**TASK DESCRIPTION**
When you write the records again, keep every line exactly as it was.

Element data from apps and pages:
• • • • •
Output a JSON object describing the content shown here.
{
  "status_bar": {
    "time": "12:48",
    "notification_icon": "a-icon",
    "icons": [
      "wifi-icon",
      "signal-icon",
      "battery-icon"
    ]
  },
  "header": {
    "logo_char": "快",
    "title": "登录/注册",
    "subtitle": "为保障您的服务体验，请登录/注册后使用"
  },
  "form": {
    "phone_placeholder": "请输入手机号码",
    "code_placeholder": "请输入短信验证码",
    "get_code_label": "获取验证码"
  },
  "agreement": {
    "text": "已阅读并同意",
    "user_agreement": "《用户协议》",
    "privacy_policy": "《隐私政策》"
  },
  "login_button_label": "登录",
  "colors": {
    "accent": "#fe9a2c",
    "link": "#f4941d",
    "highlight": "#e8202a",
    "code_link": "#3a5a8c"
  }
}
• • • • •
**THE ANSWER**
Output a JSON object describing the content shown here.
{
  "status_bar": {
    "time": "12:48",
    "notification_icon": "a-icon",
    "icons": [
      "wifi-icon",
      "signal-icon",
      "battery-icon"
    ]
  },
  "header": {
    "logo_char": "快",
    "title": "登录/注册",
    "subtitle": "为保障您的服务体验，请登录/注册后使用"
  },
  "form": {
    "phone_placeholder": "请输入手机号码",
    "code_placeholder": "请输入短信验证码",
    "get_code_label": "获取验证码"
  },
  "agreement": {
    "text": "已阅读并同意",
    "user_agreement": "《用户协议》",
    "privacy_policy": "《隐私政策》"
  },
  "login_button_label": "登录",
  "colors": {
    "accent": "#fe9a2c",
    "link": "#f4941d",
    "highlight": "#e8202a",
    "code_link": "#3a5a8c"
  }
}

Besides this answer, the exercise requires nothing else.